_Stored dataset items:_
----------------------------------------

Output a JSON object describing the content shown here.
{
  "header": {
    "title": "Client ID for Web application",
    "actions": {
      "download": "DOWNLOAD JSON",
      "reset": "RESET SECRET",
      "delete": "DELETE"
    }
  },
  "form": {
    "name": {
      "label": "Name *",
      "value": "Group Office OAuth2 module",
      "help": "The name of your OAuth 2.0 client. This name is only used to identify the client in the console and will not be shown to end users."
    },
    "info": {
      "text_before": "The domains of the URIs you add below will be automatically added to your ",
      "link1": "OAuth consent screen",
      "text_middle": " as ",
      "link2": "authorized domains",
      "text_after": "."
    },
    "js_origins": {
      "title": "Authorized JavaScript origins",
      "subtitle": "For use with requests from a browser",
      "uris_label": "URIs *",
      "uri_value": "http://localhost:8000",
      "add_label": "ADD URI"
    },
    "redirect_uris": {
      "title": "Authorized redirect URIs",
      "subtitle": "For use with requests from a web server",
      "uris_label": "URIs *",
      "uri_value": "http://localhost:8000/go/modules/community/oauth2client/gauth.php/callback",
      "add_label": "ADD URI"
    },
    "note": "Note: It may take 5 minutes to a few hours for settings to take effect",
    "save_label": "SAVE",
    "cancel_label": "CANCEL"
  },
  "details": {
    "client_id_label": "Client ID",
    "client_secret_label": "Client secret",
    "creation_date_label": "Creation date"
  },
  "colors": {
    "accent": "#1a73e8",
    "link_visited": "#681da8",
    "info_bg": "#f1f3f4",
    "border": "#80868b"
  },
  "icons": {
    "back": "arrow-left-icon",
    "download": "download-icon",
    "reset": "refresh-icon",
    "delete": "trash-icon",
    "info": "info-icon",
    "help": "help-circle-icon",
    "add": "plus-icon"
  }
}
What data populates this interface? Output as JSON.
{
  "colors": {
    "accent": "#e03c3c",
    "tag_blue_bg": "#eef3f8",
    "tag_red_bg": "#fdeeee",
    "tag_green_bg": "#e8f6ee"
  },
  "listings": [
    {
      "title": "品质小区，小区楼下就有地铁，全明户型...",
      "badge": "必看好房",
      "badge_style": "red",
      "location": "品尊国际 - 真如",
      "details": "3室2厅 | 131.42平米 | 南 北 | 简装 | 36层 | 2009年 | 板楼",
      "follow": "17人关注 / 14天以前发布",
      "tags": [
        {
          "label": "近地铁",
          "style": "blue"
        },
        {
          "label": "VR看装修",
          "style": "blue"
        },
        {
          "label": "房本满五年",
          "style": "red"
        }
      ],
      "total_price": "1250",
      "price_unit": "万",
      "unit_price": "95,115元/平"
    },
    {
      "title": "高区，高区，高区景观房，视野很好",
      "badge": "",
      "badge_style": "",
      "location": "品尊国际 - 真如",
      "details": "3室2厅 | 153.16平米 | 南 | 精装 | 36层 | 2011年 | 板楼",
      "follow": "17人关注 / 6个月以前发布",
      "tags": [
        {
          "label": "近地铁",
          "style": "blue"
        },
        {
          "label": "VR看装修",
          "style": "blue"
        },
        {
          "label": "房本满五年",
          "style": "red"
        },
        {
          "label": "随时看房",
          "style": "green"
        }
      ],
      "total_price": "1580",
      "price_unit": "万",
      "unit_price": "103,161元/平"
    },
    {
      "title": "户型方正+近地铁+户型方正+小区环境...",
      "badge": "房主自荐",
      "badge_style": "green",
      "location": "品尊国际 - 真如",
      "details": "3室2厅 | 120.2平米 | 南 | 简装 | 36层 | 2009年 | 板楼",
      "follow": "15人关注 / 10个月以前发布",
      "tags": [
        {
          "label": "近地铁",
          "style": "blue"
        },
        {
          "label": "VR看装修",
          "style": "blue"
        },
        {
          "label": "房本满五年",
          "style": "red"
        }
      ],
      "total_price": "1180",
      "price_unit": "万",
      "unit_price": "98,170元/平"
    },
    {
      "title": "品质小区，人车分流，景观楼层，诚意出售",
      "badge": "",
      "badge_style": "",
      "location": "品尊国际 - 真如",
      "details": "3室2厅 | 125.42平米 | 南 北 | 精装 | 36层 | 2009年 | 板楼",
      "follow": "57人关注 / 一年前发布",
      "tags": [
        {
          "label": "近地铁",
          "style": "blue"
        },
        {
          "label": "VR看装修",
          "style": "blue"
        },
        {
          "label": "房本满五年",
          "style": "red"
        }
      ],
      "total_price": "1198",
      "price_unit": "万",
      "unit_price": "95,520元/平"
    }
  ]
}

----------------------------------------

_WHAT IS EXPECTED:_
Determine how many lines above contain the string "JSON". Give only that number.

_OUTPUT BELOW:_
3